TV Icon? Sure. Recording Artist? Not So Much.
When I was eight or nine, our local independent channel started showing old Ernie Kovacs episodes late at night. My father, a huge Kovacs nut, would let me stay up to watch them with him. Even then, I realized two things: A) Yes, Kovacs was some kind of crazy genius of early TV, and B) A lot of the humor that left my dad wheezing with laughter on the living room floor just didn’t mean much to me… even the Nairobi Trio, who were supposed to be apes playing jazz music and hitting each other on the head. That should have been a slam dunk for a nine-year-old boy, but it just seemed kind of creepy.
In recent years, there have been plenty of re-issues of Ernie Kovacs’ work. I am now able to appreciate his deconstruction of the new medium of television, and some of the jokes seem funnier. But some of them just fall flat even now…and one of them is Kovacs’ most famous character. Percy Dovetonsils was a poet who was among the earliest examples of homosexual stereotyping on TV. He lisped, minced around, and talked to his off-camera assistant Bruce. Percy would periodically pop up lisping his new poem, which was always in Ogden Nash-like doggerel couplets, and then giggle in a self-satisfied way. It doesn’t seem particularly mean, necessarily, and that was a different time, blah blah blah. But this is how my father and a lot of people of his generation still act when they are making fun of gay men. I wonder to this day how influential the character of Percy Dovetonsils was.
This CD contains the material Kovacs recorded in the early 1960s for an album that never saw the light of day. I thought that maybe the audio medium of Percy Dovetonsils…thpeaks could help me chill out about the stereotyping issue and just listen to the hilarious poetry.
Sadly, the record just isn’t that funny. Percy’s poems were supposed to be bad; even as a longtime appreciator of bad poetry, that joke gets old pretty quickly. Some poems, like “Some Pertinent Thoughts of Julius Caesar While He Was Being Assassinated”, still stand up; Caesar starts bragging about how he has provided “two chariots in every garage… and free orgies at the Acropolis”, and then calling out everyone who is “thtabbing” him over and over.

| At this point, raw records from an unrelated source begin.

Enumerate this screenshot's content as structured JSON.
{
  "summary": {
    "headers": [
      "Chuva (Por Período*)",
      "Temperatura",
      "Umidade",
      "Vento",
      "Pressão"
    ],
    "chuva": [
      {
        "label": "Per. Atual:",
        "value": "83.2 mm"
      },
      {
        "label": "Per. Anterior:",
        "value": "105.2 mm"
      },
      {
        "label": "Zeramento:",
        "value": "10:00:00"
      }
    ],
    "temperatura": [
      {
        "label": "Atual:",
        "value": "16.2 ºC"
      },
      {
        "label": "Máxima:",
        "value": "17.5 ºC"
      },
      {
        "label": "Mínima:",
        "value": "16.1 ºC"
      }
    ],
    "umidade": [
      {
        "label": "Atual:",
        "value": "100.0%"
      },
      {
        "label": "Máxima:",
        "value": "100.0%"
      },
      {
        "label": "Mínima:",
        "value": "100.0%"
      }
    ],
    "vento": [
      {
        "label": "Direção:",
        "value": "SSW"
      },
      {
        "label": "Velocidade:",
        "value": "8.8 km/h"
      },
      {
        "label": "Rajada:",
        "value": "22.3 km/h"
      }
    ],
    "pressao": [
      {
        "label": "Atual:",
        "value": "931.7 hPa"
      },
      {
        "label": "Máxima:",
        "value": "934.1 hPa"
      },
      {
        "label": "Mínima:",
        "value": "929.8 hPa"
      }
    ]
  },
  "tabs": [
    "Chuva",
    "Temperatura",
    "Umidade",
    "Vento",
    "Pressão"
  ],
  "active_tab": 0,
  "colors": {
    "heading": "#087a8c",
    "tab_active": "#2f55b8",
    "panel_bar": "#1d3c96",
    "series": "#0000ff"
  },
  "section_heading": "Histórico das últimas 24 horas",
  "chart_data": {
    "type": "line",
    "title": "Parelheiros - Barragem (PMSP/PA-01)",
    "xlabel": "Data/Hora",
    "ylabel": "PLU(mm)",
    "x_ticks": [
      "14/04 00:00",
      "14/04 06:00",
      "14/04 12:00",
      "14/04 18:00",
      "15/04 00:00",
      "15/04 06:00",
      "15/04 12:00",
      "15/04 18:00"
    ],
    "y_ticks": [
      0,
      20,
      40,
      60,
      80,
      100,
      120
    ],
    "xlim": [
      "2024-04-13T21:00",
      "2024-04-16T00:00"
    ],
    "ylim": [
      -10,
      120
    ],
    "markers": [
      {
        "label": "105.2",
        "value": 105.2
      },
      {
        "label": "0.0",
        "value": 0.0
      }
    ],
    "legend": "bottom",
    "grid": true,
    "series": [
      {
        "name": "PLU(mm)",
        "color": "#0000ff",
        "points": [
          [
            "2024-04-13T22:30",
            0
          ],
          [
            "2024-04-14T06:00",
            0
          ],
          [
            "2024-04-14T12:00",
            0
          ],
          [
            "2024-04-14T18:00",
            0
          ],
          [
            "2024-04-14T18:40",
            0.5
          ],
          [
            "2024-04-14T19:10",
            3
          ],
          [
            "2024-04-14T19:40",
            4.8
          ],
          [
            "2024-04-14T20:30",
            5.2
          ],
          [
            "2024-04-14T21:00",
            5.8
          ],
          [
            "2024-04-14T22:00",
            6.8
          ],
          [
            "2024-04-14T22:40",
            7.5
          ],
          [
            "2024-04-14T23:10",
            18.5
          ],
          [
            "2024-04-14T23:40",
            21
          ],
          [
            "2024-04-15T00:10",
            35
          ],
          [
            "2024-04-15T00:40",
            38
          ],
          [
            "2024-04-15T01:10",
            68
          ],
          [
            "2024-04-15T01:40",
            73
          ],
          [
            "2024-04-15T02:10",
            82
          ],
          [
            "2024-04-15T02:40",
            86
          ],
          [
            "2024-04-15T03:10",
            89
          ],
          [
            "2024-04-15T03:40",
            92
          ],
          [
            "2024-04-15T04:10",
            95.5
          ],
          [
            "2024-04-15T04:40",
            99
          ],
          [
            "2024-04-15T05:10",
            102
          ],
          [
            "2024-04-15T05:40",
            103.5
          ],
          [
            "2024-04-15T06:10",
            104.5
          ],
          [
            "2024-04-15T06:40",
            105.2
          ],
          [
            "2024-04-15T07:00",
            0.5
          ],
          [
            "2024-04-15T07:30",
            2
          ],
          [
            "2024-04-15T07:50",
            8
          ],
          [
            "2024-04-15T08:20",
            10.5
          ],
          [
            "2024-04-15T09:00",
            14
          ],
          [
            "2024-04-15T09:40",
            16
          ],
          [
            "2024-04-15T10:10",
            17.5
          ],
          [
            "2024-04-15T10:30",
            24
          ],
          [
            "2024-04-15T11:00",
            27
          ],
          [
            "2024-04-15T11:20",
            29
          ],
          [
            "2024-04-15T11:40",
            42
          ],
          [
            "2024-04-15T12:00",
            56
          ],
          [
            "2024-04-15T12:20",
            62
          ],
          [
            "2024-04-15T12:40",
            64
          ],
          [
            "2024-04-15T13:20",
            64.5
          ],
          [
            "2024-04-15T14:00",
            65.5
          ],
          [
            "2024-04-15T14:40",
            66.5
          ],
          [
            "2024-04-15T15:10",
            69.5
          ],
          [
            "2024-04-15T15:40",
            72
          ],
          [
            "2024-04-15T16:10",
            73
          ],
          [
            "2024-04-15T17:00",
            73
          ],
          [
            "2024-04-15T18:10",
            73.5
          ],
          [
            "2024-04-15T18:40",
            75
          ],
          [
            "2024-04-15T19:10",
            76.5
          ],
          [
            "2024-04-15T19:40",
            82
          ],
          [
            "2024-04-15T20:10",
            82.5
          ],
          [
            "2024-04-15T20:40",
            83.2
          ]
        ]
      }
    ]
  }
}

And the class satire of “The Night Before Christmas on New York’s Fashionable East Side” is still pretty funny.
But most of the other stuff here just isn’t based on everything. “Ode to Stanley’s Pussycat” is just a series of jokes about psychoanalysis, which might have been pretty topical back then but seems corny now. Many of the pieces are under one minute long, which means they are one joke long, which is pretty bad when the joke doesn’t work.The best stuff here is appended at the end at the disc; Edie Adams, Kovacs’ co-star and widow, helped to rescue old kinescopes from the “Kovacs Unlimited” archives. Here, Kovacs is younger and edgier, and mostly improvising, so the character is actually in context…and a lot funnier. But by then, one’s patience has been worn to a nub.
A lot of comedy records from back then still stand up today: Bill Cosby’s best records, Mel Brooks and Sid Caesar’s “2000 Year Old Man”, and more. Those records have something at their core. This, however, does not; it’s just a series of jokes based on a character that—thankfully—no longer resonates to the average American.